Drug redeployment strategies in blood cancers

Mark's basic research into blood cancers with Chris Bunce and Farhat Khanim strives to understand the biology of these diseases whilst the imperative for new therapies has led them into redeployment based drug screening to identify potential drugs, understanfd their mechanism of action and test them in clinical trials.

Immunity and Infection

Understanding the physiology of immune responses and the constitution of immunity is a continuing theme in my research and clinical work. The focus has been on antibody responses and the utility of these responses to assess immune competence and to assess effect of physical and mental stress on immunity which has generated a body of over forty papers.

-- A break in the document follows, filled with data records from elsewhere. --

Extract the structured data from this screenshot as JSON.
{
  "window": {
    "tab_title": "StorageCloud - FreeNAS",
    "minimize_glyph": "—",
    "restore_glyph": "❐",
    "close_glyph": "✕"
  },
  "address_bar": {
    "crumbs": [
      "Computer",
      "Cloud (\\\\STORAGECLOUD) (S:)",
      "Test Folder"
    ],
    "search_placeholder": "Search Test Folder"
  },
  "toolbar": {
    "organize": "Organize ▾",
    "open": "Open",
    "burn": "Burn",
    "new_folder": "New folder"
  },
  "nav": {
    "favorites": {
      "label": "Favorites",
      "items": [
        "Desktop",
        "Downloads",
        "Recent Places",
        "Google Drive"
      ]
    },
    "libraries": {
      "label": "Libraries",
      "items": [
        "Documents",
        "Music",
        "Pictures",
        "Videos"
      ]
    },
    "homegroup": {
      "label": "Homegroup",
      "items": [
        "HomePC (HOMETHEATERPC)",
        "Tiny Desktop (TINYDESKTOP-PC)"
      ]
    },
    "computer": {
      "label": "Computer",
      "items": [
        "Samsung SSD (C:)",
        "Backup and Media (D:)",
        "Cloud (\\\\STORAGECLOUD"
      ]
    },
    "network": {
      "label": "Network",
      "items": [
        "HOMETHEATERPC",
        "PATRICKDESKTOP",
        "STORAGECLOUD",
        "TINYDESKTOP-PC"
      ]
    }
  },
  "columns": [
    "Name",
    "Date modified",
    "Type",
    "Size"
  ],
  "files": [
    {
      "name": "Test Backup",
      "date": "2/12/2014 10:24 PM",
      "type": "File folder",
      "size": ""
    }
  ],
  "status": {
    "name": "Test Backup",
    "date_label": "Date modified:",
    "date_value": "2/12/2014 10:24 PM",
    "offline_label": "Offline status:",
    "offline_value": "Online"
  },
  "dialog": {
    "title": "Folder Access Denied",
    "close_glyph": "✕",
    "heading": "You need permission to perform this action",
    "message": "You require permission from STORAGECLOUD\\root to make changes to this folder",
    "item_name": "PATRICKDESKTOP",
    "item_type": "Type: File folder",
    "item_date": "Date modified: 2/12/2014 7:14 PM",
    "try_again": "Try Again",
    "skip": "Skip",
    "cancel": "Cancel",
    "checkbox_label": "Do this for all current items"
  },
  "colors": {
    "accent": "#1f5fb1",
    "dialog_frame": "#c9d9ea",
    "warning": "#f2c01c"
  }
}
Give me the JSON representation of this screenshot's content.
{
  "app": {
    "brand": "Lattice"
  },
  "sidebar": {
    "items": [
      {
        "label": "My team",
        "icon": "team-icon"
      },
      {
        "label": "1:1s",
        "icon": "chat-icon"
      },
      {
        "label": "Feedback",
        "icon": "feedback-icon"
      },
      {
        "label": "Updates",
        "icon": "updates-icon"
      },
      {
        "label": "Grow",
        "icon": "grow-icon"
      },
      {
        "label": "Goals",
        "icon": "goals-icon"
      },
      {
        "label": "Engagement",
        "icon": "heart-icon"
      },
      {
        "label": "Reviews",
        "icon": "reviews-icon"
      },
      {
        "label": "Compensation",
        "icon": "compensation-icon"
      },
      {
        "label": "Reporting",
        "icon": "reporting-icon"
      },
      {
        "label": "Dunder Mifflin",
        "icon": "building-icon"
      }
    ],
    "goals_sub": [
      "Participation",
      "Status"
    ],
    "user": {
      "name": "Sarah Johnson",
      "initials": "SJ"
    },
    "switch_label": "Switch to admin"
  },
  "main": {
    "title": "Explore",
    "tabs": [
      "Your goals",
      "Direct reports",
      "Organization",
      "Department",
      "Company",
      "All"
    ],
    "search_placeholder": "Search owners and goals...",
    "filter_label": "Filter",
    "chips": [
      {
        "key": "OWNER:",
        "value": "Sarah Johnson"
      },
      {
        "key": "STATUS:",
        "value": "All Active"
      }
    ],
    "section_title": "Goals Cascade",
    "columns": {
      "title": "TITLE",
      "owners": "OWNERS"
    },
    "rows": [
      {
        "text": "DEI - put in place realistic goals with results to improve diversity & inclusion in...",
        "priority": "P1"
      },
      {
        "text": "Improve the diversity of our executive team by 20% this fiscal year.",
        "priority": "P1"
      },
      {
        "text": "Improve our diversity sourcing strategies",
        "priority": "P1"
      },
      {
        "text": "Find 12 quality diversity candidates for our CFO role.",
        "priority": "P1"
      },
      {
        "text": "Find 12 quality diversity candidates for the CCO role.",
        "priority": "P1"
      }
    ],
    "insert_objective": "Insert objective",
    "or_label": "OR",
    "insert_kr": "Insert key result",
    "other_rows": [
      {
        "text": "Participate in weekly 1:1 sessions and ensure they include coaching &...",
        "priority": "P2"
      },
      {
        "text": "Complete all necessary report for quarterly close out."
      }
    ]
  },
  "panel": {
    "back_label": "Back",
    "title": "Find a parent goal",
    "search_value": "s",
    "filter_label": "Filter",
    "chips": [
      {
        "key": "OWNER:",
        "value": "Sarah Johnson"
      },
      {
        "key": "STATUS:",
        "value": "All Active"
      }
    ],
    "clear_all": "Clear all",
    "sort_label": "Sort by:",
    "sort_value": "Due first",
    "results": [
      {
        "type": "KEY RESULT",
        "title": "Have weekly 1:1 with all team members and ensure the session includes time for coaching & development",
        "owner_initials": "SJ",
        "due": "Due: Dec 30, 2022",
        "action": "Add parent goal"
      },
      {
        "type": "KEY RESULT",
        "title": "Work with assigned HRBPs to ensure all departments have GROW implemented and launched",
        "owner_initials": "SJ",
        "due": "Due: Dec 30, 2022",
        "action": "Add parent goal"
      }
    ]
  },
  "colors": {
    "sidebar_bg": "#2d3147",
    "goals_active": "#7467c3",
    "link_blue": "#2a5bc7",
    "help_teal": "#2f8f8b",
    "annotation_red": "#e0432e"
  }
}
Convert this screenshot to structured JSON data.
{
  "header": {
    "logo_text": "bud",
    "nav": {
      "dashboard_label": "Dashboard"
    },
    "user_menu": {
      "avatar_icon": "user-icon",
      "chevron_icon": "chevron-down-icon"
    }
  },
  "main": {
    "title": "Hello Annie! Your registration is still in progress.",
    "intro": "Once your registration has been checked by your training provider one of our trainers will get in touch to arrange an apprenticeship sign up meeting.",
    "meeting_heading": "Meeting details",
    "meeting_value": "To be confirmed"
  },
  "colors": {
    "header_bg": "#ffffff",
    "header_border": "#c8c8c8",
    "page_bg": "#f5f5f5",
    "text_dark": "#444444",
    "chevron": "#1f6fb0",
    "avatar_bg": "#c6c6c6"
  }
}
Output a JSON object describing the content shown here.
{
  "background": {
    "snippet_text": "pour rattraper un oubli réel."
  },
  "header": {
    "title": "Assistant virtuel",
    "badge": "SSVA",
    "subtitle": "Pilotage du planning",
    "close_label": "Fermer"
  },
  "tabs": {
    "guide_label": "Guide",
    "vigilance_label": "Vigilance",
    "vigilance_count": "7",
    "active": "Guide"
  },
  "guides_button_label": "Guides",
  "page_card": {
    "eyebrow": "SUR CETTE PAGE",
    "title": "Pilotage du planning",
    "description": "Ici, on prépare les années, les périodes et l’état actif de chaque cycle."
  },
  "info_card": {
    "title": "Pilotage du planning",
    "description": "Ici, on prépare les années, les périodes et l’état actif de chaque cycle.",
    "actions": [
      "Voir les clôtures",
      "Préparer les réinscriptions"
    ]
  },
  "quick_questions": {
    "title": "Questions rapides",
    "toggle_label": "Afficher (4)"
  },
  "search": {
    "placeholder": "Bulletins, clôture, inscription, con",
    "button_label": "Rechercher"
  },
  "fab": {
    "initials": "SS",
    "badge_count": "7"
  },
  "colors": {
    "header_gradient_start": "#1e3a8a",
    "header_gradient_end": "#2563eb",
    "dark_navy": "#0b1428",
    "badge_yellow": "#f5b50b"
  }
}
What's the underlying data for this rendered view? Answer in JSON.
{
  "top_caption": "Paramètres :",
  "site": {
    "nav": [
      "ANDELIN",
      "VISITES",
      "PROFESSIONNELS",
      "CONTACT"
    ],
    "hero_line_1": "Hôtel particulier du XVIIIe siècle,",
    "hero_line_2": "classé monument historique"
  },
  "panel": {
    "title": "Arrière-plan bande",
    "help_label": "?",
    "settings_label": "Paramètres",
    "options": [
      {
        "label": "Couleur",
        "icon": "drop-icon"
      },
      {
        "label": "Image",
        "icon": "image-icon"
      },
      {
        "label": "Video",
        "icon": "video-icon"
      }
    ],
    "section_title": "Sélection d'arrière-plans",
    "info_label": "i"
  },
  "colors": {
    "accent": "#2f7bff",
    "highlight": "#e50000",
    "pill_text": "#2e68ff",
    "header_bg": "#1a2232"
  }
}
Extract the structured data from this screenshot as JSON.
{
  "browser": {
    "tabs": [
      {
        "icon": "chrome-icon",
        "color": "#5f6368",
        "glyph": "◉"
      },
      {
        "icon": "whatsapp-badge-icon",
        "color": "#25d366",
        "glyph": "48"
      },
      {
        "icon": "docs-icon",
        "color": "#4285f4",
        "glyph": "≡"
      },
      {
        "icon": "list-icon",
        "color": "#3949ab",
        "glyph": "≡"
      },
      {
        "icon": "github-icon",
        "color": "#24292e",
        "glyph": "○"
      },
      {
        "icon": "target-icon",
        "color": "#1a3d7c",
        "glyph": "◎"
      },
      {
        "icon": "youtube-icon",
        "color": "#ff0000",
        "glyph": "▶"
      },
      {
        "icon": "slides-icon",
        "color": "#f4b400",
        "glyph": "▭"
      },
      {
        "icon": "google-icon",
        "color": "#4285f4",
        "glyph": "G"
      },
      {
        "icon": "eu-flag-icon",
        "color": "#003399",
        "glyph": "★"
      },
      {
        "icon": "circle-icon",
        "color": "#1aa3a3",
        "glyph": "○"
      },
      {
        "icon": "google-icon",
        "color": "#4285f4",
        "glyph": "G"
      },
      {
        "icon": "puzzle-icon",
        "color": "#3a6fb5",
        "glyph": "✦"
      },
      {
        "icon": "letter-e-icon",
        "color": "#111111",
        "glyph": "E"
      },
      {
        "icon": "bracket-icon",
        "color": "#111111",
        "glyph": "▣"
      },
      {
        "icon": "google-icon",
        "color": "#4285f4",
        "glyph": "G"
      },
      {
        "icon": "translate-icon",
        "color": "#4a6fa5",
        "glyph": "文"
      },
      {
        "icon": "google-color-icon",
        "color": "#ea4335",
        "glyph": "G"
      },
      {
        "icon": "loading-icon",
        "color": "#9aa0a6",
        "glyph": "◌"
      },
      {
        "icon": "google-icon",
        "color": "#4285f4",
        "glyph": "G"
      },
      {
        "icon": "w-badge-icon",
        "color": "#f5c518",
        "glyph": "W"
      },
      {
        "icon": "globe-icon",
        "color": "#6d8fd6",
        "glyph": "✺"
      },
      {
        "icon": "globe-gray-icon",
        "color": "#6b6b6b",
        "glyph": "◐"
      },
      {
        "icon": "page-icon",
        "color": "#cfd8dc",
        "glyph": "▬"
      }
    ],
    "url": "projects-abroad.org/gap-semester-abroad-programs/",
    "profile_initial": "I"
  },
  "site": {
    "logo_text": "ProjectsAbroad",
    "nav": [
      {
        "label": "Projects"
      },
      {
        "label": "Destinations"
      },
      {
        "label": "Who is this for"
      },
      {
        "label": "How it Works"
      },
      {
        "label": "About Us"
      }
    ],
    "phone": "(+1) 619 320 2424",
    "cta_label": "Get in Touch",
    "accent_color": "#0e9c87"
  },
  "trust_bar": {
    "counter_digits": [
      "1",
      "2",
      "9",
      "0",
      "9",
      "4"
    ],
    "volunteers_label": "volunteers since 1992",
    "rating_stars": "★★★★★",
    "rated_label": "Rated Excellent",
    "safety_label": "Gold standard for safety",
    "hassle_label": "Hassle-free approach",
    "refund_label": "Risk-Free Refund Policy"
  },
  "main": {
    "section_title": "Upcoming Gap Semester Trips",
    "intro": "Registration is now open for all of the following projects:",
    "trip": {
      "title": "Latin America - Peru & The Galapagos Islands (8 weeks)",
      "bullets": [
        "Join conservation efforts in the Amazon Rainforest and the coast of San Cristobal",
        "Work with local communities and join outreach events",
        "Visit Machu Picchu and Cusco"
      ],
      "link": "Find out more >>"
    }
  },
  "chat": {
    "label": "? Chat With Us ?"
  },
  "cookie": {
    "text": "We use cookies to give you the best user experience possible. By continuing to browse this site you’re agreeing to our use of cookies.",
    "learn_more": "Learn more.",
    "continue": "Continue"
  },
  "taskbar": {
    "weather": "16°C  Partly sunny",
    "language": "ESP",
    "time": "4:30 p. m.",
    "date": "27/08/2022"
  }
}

Other activities

  • MRC Myeloma IX, X, XI and MERIT, OPTIMAL, TEAMM Clinical Trials committees. NCRN Myeloma Trials Committee (2002 - present)
  • Guidelines working Group of the UK Myeloma Forum on behalf of the British Committee for Standards in Haematology (1999 - present)
  • Director Serascience a University spin-out company for immunodiagnostics (2011 - present)
  • Founder Member of Scientific and Medical Advisory Board, Abingdon Health (2015 - present)

Publications

Heaney JL, Gleeson M, Phillips AC, Taylor IM, Drayson MT, Goodall M, He CS, Svendsen IS, Killer SC and Campbell JP (2106) Salivary immunoglobulin free light chains: reference ranges and responses toexercise in young and older adults. Exerc Immunol Rev 22:28-41

Phillips AC, Carroll D, Drayson MT and Der G (2015) Salivary Immunoglobulin A Secretion Rate Is Negatively Associated with Cancer Mortality: The West of Scotland Twenty-07 Study. PLoS One 2015 10(12):e0145083

Mandala WL, Msefula CL, Gondwe EN, Gilchrist JJ, Graham SM, Pensulo P, Mwimaniwa G, Banda M, Taylor TE, Molyneux EE, Drayson MT, Ward SA, Molyneux ME and MacLennan CA (2015) Lymphocyte Perturbations in Malawian Children with Severe and Uncomplicated Malaria. Clin Vaccine Immunol 23(2):95-103

de Tute RM, Rawstron AC, Gregory WM, Child JA, Davies FE, Bell SE, Cook G, Szubert AJ, Drayson MT, Jackson GH, Morgan GJ and Owen RG (2016) Minimal residual disease following autologous stem cell transplant in myeloma: impact on outcome is independent of induction regimen. Haematologica 101(2):e69-71

Heaney JL, Phillips AC, Carroll D and Drayson MT (2015) Salivary Functional Antibody Secretion Is Reduced in Older Adults: A Potential Mechanism of Increased Susceptibility to Bacterial Infection in the Elderly. J Gerontol A Biol Sci Med Sci 70(12):1578-85

Walker BA, Boyle EM, Wardell CP, Murison A, Begum DB, Dahir NM, Proszek PZ, Johnson DC, Kaiser MF, Melchor L, Aronson LI, Scales M, Pawlyn C, Mirabella F, Jones JR, Brioli A, Mikulasova A, Cairns DA, Gregory WM, Quartilho A, Drayson MT, Russell N, Cook G, Jackson GH, Leleu X, Davies FE and Morgan GJ (2015) Mutational Spectrum, Copy Number Changes, and Outcome: Results of a Sequencing Study of Patients With Newly Diagnosed Myeloma. J Clin Oncol 33(33):3911-20

Yadav P, Hutchison CA, Basnayake K, Stringer S, Jesky M, Fifer L, Snell K, Pinney J, Drayson MT, Cook M and Cockwell P (2015)

Patients with multiple myeloma have excellent long-term outcomes after recovery from dialysis-dependent acute kidney injury. Eur J Haematol [Epub ahead of print]

Southam AD, Khanim FL, Hayden RE, Constantinou JK, Koczula KM, Michell RH, Viant MR, Drayson MT and Bunce CM (2015) Drug Redeployment to Kill Leukemia and Lymphoma Cells by Disrupting SCD1-Mediated Synthesis of Monounsaturated Fatty Acids. Cancer Res 75(12):2530-40

Scopus: 195 documents, h-index 45, citations 8,802

PubMed:187 papers